What happens when you combine technophobia, conspiracy theory and a dogged investigation into the seedy underbelly of society?
You get 90s throwback Broadcast Signal Intrusion.
Jacob Gentry’s film plays like an intriguing pastiche of the pirate signals from Videodrome crossed with the amateur gumshoe (and unreliable narrator) of Memento and other contemporary neo-noirs.
In the film, Harry Shum Jr plays James, a man who is grieving the loss of his wife Hannah. Aside from his Grief Anonymous group, James is isolated and withdrawn, even at his job as a VHS to DVD converter whose co-worker/boss L is only glimpsed in post-its.
One day James stumbles upon a blip in a tape featuring tall people (James Swanton) in uncanny masks accompanied by distorted audio. An investigation of the titular signal intrusion brings him to Dr. Stuart Lithgow (Steve Pringle) who cues him that other hacks exist and they may be tied to the disappearance of several women, including Hannah. Armed with scant facts, James’ obsession leads him into a murky underground world populated by questionable figures like James’ shadow Alice (Kelley Mack), shady Manager (Richard Cotovsky) and phone hacker Phreaker (Chris Sullivan).
Intriguingly the 90s time setting (and accompanying aesthetic) is less prevalent than the limitations of that decade’s technology, which doesn’t hamper James’ investigation as much as it drives the narrative in certain directions. Beyond the confines of James’ paranoia, which is evidenced by his distrust of home landlines, the primitive 90s technology means that the Internet is present exclusively in the form of chat rooms and server browsers. As a result James is frequently required to venture out of his self-imposed isolation and into dangerous real life situations.
This helps to ensure that Broadcast Signal Intrusion isn’t geographically restricted to dank, dimly lit environments (though there are several of those). It also guarantees more of the kind of clandestine meetings with shadowy figures that audiences expect from mystery films; James must venture into uncomfortable and threatening environments such as seedy church basements, underground parking lots, back alleys, underpasses and derelict houses. The visual aesthetic is suitably grimy and dirty, with particular attention paid to the set design, which has a lived-in messiness that rings authentic.

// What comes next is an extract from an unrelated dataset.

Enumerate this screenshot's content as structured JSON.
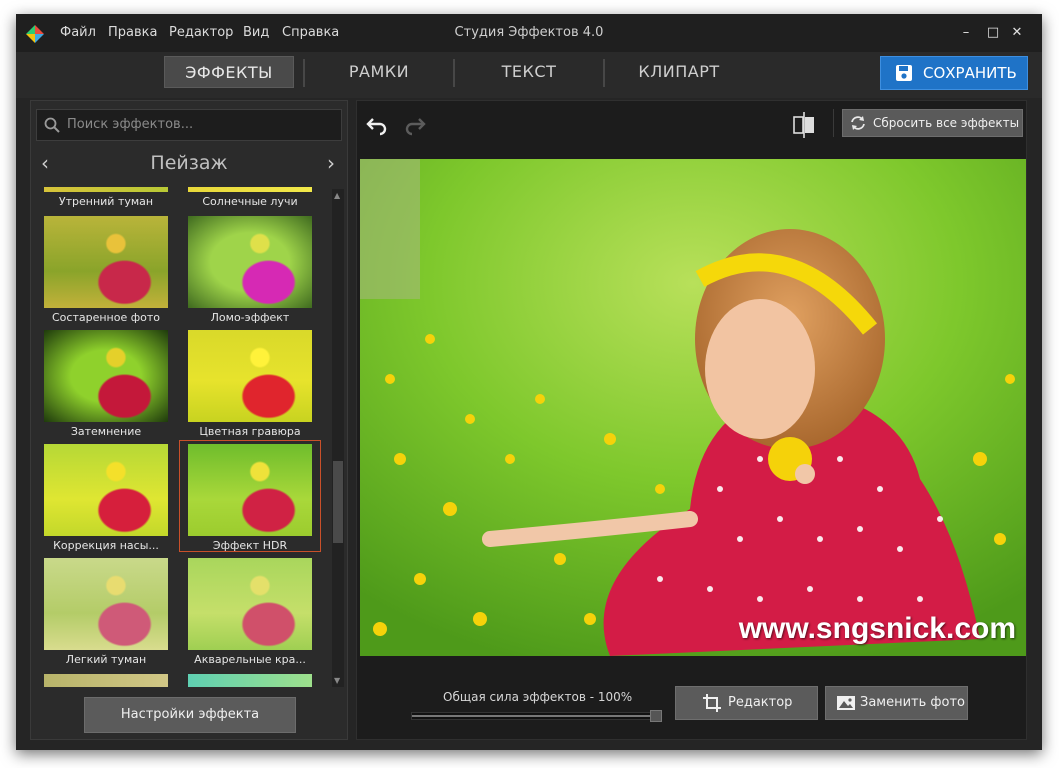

This messy, dirtiness is when Broadcast Signal Intrusion is at its best. The film delights in capturing weird, uncomfortable moments, such as the truly unsettling imagery of the Sal-E Sparks pirate tapes. The uncanny nature of the android/face masks, as well as their height and size in proximity to their surroundings is fantastically creepy and effective. The look, combined with the audio distortion, the DIY 90s video tape visuals, and the brevity of the tapes, is so compelling that it’s not hard to understand why James all but destroys his life in pursuit of them.
Aside from the pirate videos themselves, there are two stand-out sequences. One involves a tense confrontation in a dimly lit basement as increasingly loud, hurried footsteps echo above. The other is the final confrontation with the purported person behind the tapes at an abandoned house. Both of these sequences offer both closure and simultaneously answer nothing. The result will undoubtedly be divisive, but as stand-alone sequences designed to generate sustained tension and atmosphere, they’re excellent.
The issue with Broadcast Signal Intrusion is less the mise-en-scene than the mystery and the characters themselves. Despite a familiar backstory loaded with grief, James never truly becomes a character in his own right. Shum Jr is completely competent as an anchor for the film and James’ slow unraveling as he pushes himself to the brink of insanity in the pursuit of “the truth” is compelling, but the character isn’t fully realized. James has a background and motivation, but he’s less of a character than he is a plot construct.
That’s because Gentry’s script is only interested in James as a cypher: a driver to move the plot from location to location and collect random scraps of info that don’t so much illuminate the mystery as keep it barreling forward. There comes a point where Broadcast Signal Intrusion’s innumerable details cease to become important; the clues, and even the larger mystery, is simply a McGuffin.
Therein lies the grift: attentive audiences looking to solve the riddle along with James will walk away disappointed because Broadcast Signal Intrusion is uninterested in simple truths or answers. This is a film dedicated wholly to the journey, not the outcome. In this capacity the repeated warnings that multiple characters deliver, suggesting that James’ pursuit will consume him, is also a warning to audiences.
To watch and invest yourself in Broadcast Signal Intrusion’s mystery is an act of submission: embarking on this simultaneously underwhelming (in its resolution) and overwhelming (in its sheer, endless drive) journey will leave audiences as disoriented and exhausted as its protagonist.